Problem description:
Can you pull out each line of the data below that includes the word "coords"?

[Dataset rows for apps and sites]
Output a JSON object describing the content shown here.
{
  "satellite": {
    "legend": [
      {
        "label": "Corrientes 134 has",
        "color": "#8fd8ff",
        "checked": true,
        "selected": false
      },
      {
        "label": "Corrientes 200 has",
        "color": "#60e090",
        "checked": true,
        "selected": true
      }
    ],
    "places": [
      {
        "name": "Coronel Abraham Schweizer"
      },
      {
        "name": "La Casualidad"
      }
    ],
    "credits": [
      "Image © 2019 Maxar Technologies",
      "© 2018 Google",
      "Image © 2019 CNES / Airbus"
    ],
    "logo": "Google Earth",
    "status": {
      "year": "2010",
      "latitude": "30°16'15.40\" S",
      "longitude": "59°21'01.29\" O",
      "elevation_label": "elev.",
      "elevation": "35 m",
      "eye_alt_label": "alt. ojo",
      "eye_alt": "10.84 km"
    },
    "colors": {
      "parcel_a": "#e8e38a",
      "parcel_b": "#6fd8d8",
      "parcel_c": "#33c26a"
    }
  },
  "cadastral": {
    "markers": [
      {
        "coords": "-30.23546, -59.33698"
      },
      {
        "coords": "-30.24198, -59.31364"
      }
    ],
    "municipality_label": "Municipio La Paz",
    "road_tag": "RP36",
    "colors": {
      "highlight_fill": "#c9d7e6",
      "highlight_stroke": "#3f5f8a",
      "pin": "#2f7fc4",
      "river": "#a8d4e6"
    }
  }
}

Exercise solution:
        "coords": "-30.23546, -59.33698"
        "coords": "-30.24198, -59.31364"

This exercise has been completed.